◆ Directions for this task:
Please return all of the entries below exactly as they are written.

======== Record excerpts

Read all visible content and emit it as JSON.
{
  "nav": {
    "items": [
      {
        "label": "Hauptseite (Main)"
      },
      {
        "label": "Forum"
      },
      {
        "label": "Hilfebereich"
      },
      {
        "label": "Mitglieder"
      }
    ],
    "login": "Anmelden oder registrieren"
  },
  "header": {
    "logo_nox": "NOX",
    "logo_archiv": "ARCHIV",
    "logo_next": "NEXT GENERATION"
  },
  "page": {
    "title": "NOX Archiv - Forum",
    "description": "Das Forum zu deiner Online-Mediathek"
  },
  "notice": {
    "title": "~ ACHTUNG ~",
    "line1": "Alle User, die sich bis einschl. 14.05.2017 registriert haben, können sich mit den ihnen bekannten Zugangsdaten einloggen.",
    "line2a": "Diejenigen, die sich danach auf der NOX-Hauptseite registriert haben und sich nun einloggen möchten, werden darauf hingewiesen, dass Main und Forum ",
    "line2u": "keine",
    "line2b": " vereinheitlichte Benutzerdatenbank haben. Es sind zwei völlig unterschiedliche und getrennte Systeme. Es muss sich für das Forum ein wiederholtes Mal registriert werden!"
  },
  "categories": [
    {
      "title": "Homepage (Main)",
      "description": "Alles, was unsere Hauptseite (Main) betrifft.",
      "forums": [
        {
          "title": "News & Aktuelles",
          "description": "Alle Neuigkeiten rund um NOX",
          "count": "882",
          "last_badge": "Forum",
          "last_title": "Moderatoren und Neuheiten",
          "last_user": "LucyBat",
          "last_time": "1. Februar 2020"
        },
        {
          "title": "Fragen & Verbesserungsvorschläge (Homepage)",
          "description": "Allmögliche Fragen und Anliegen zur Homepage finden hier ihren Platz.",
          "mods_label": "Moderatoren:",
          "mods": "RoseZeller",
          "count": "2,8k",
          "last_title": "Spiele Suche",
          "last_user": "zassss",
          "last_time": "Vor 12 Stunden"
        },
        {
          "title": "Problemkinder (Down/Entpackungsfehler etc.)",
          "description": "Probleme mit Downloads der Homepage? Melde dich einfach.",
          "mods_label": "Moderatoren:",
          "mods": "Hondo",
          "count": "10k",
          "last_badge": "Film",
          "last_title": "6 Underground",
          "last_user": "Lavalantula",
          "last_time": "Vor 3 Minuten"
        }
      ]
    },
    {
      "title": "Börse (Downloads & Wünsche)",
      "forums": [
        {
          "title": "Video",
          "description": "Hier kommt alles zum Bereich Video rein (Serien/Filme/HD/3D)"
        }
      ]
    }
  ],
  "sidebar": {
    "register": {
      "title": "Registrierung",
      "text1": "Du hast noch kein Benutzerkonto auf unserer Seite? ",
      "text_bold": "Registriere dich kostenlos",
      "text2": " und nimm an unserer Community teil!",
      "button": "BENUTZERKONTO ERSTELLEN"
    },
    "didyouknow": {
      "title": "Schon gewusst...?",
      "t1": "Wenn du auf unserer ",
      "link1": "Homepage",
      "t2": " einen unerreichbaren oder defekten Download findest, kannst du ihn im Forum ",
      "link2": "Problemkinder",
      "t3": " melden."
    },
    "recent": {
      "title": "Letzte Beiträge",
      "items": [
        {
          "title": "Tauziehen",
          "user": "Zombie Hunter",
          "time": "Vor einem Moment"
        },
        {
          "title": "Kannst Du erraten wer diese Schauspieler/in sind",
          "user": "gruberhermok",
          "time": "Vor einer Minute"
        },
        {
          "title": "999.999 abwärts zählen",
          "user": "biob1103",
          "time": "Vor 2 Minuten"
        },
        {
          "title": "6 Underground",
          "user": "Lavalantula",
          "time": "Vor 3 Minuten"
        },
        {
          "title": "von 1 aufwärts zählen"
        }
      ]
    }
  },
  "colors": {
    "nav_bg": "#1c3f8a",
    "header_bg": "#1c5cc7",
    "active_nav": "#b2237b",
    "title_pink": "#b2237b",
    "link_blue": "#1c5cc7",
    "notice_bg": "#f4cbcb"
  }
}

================

◆ Solution below:
Read all visible content and emit it as JSON.
{
  "nav": {
    "items": [
      {
        "label": "Hauptseite (Main)"
      },
      {
        "label": "Forum"
      },
      {
        "label": "Hilfebereich"
      },
      {
        "label": "Mitglieder"
      }
    ],
    "login": "Anmelden oder registrieren"
  },
  "header": {
    "logo_nox": "NOX",
    "logo_archiv": "ARCHIV",
    "logo_next": "NEXT GENERATION"
  },
  "page": {
    "title": "NOX Archiv - Forum",
    "description": "Das Forum zu deiner Online-Mediathek"
  },
  "notice": {
    "title": "~ ACHTUNG ~",
    "line1": "Alle User, die sich bis einschl. 14.05.2017 registriert haben, können sich mit den ihnen bekannten Zugangsdaten einloggen.",
    "line2a": "Diejenigen, die sich danach auf der NOX-Hauptseite registriert haben und sich nun einloggen möchten, werden darauf hingewiesen, dass Main und Forum ",
    "line2u": "keine",
    "line2b": " vereinheitlichte Benutzerdatenbank haben. Es sind zwei völlig unterschiedliche und getrennte Systeme. Es muss sich für das Forum ein wiederholtes Mal registriert werden!"
  },
  "categories": [
    {
      "title": "Homepage (Main)",
      "description": "Alles, was unsere Hauptseite (Main) betrifft.",
      "forums": [
        {
          "title": "News & Aktuelles",
          "description": "Alle Neuigkeiten rund um NOX",
          "count": "882",
          "last_badge": "Forum",
          "last_title": "Moderatoren und Neuheiten",
          "last_user": "LucyBat",
          "last_time": "1. Februar 2020"
        },
        {
          "title": "Fragen & Verbesserungsvorschläge (Homepage)",
          "description": "Allmögliche Fragen und Anliegen zur Homepage finden hier ihren Platz.",
          "mods_label": "Moderatoren:",
          "mods": "RoseZeller",
          "count": "2,8k",
          "last_title": "Spiele Suche",
          "last_user": "zassss",
          "last_time": "Vor 12 Stunden"
        },
        {
          "title": "Problemkinder (Down/Entpackungsfehler etc.)",
          "description": "Probleme mit Downloads der Homepage? Melde dich einfach.",
          "mods_label": "Moderatoren:",
          "mods": "Hondo",
          "count": "10k",
          "last_badge": "Film",
          "last_title": "6 Underground",
          "last_user": "Lavalantula",
          "last_time": "Vor 3 Minuten"
        }
      ]
    },
    {
      "title": "Börse (Downloads & Wünsche)",
      "forums": [
        {
          "title": "Video",
          "description": "Hier kommt alles zum Bereich Video rein (Serien/Filme/HD/3D)"
        }
      ]
    }
  ],
  "sidebar": {
    "register": {
      "title": "Registrierung",
      "text1": "Du hast noch kein Benutzerkonto auf unserer Seite? ",
      "text_bold": "Registriere dich kostenlos",
      "text2": " und nimm an unserer Community teil!",
      "button": "BENUTZERKONTO ERSTELLEN"
    },
    "didyouknow": {
      "title": "Schon gewusst...?",
      "t1": "Wenn du auf unserer ",
      "link1": "Homepage",
      "t2": " einen unerreichbaren oder defekten Download findest, kannst du ihn im Forum ",
      "link2": "Problemkinder",
      "t3": " melden."
    },
    "recent": {
      "title": "Letzte Beiträge",
      "items": [
        {
          "title": "Tauziehen",
          "user": "Zombie Hunter",
          "time": "Vor einem Moment"
        },
        {
          "title": "Kannst Du erraten wer diese Schauspieler/in sind",
          "user": "gruberhermok",
          "time": "Vor einer Minute"
        },
        {
          "title": "999.999 abwärts zählen",
          "user": "biob1103",
          "time": "Vor 2 Minuten"
        },
        {
          "title": "6 Underground",
          "user": "Lavalantula",
          "time": "Vor 3 Minuten"
        },
        {
          "title": "von 1 aufwärts zählen"
        }
      ]
    }
  },
  "colors": {
    "nav_bg": "#1c3f8a",
    "header_bg": "#1c5cc7",
    "active_nav": "#b2237b",
    "title_pink": "#b2237b",
    "link_blue": "#1c5cc7",
    "notice_bg": "#f4cbcb"
  }
}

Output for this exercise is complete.